■ Assignment
Please set out each line below exactly as it stands, without the images.

Page and application data records
%%

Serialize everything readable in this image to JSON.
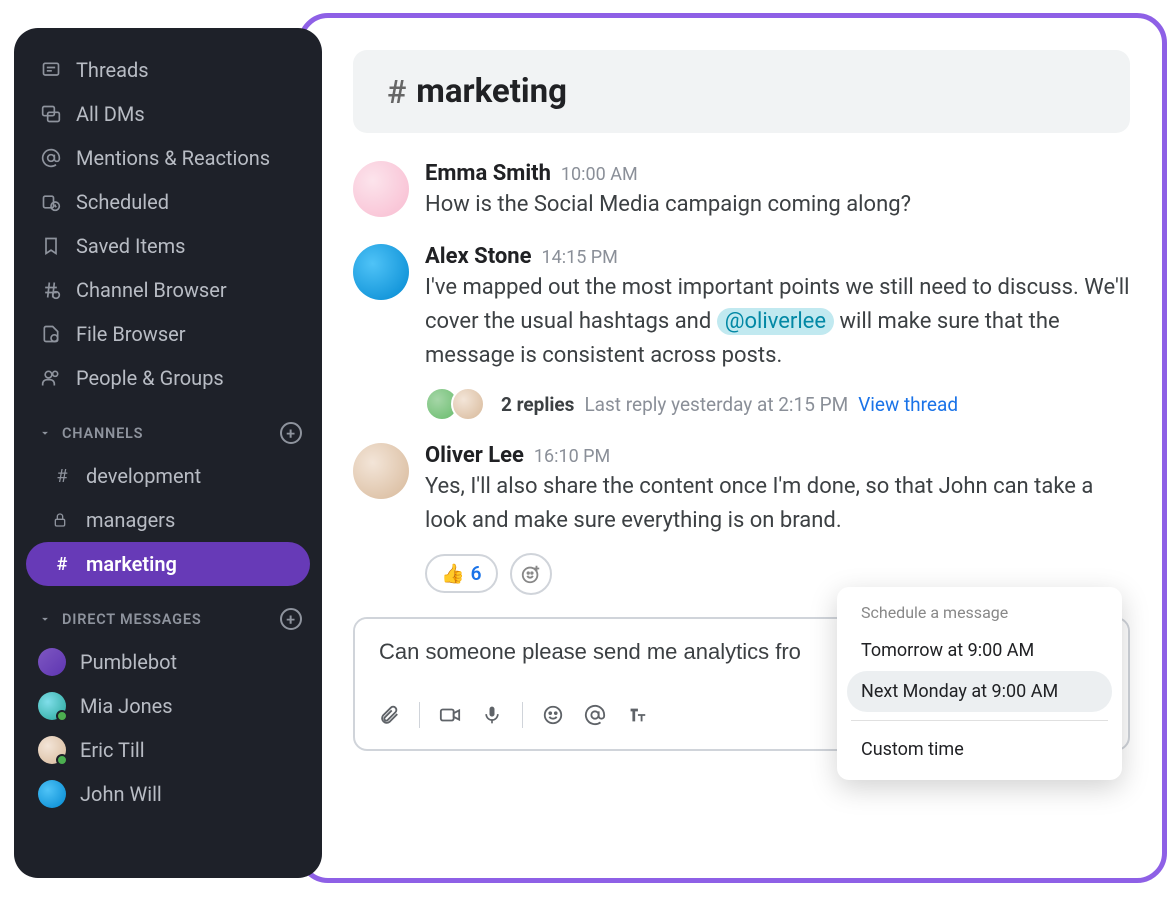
{
  "sidebar": {
    "nav": [
      {
        "label": "Threads",
        "icon": "threads-icon"
      },
      {
        "label": "All DMs",
        "icon": "dms-icon"
      },
      {
        "label": "Mentions & Reactions",
        "icon": "mention-icon"
      },
      {
        "label": "Scheduled",
        "icon": "schedule-icon"
      },
      {
        "label": "Saved Items",
        "icon": "bookmark-icon"
      },
      {
        "label": "Channel Browser",
        "icon": "channel-browser-icon"
      },
      {
        "label": "File Browser",
        "icon": "file-browser-icon"
      },
      {
        "label": "People & Groups",
        "icon": "people-icon"
      }
    ],
    "channels_header": "CHANNELS",
    "channels": [
      {
        "name": "development",
        "type": "hash",
        "active": false
      },
      {
        "name": "managers",
        "type": "lock",
        "active": false
      },
      {
        "name": "marketing",
        "type": "hash",
        "active": true
      }
    ],
    "dms_header": "DIRECT MESSAGES",
    "dms": [
      {
        "name": "Pumblebot",
        "presence": false,
        "avatar": "bot"
      },
      {
        "name": "Mia Jones",
        "presence": true,
        "avatar": "teal"
      },
      {
        "name": "Eric Till",
        "presence": true,
        "avatar": "brown"
      },
      {
        "name": "John Will",
        "presence": false,
        "avatar": "blue"
      }
    ]
  },
  "channel": {
    "name": "marketing"
  },
  "messages": [
    {
      "author": "Emma Smith",
      "time": "10:00 AM",
      "text": " How is the Social Media campaign coming along?",
      "avatar": "pink"
    },
    {
      "author": "Alex Stone",
      "time": "14:15 PM",
      "text_before": "I've mapped out the most important points we still need to discuss.  We'll cover the usual hashtags and ",
      "mention": "@oliverlee",
      "text_after": " will make sure that the message is consistent across posts.",
      "avatar": "blue",
      "thread": {
        "replies_label": "2 replies",
        "meta": "Last reply yesterday at 2:15 PM",
        "link": "View thread"
      }
    },
    {
      "author": "Oliver Lee",
      "time": "16:10 PM",
      "text": "Yes, I'll also share the content once I'm done, so that John can take a look and make sure everything is on brand.",
      "avatar": "brown",
      "reaction": {
        "emoji": "👍",
        "count": 6
      }
    }
  ],
  "composer": {
    "draft": "Can someone please send me analytics fro"
  },
  "schedule": {
    "title": "Schedule a message",
    "options": [
      {
        "label": "Tomorrow at 9:00 AM",
        "selected": false
      },
      {
        "label": "Next Monday at 9:00 AM",
        "selected": true
      }
    ],
    "custom": "Custom time"
  }
}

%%

■ Completed exercise
Serialize everything readable in this image to JSON.
{
  "sidebar": {
    "nav": [
      {
        "label": "Threads",
        "icon": "threads-icon"
      },
      {
        "label": "All DMs",
        "icon": "dms-icon"
      },
      {
        "label": "Mentions & Reactions",
        "icon": "mention-icon"
      },
      {
        "label": "Scheduled",
        "icon": "schedule-icon"
      },
      {
        "label": "Saved Items",
        "icon": "bookmark-icon"
      },
      {
        "label": "Channel Browser",
        "icon": "channel-browser-icon"
      },
      {
        "label": "File Browser",
        "icon": "file-browser-icon"
      },
      {
        "label": "People & Groups",
        "icon": "people-icon"
      }
    ],
    "channels_header": "CHANNELS",
    "channels": [
      {
        "name": "development",
        "type": "hash",
        "active": false
      },
      {
        "name": "managers",
        "type": "lock",
        "active": false
      },
      {
        "name": "marketing",
        "type": "hash",
        "active": true
      }
    ],
    "dms_header": "DIRECT MESSAGES",
    "dms": [
      {
        "name": "Pumblebot",
        "presence": false,
        "avatar": "bot"
      },
      {
        "name": "Mia Jones",
        "presence": true,
        "avatar": "teal"
      },
      {
        "name": "Eric Till",
        "presence": true,
        "avatar": "brown"
      },
      {
        "name": "John Will",
        "presence": false,
        "avatar": "blue"
      }
    ]
  },
  "channel": {
    "name": "marketing"
  },
  "messages": [
    {
      "author": "Emma Smith",
      "time": "10:00 AM",
      "text": " How is the Social Media campaign coming along?",
      "avatar": "pink"
    },
    {
      "author": "Alex Stone",
      "time": "14:15 PM",
      "text_before": "I've mapped out the most important points we still need to discuss.  We'll cover the usual hashtags and ",
      "mention": "@oliverlee",
      "text_after": " will make sure that the message is consistent across posts.",
      "avatar": "blue",
      "thread": {
        "replies_label": "2 replies",
        "meta": "Last reply yesterday at 2:15 PM",
        "link": "View thread"
      }
    },
    {
      "author": "Oliver Lee",
      "time": "16:10 PM",
      "text": "Yes, I'll also share the content once I'm done, so that John can take a look and make sure everything is on brand.",
      "avatar": "brown",
      "reaction": {
        "emoji": "👍",
        "count": 6
      }
    }
  ],
  "composer": {
    "draft": "Can someone please send me analytics fro"
  },
  "schedule": {
    "title": "Schedule a message",
    "options": [
      {
        "label": "Tomorrow at 9:00 AM",
        "selected": false
      },
      {
        "label": "Next Monday at 9:00 AM",
        "selected": true
      }
    ],
    "custom": "Custom time"
  }
}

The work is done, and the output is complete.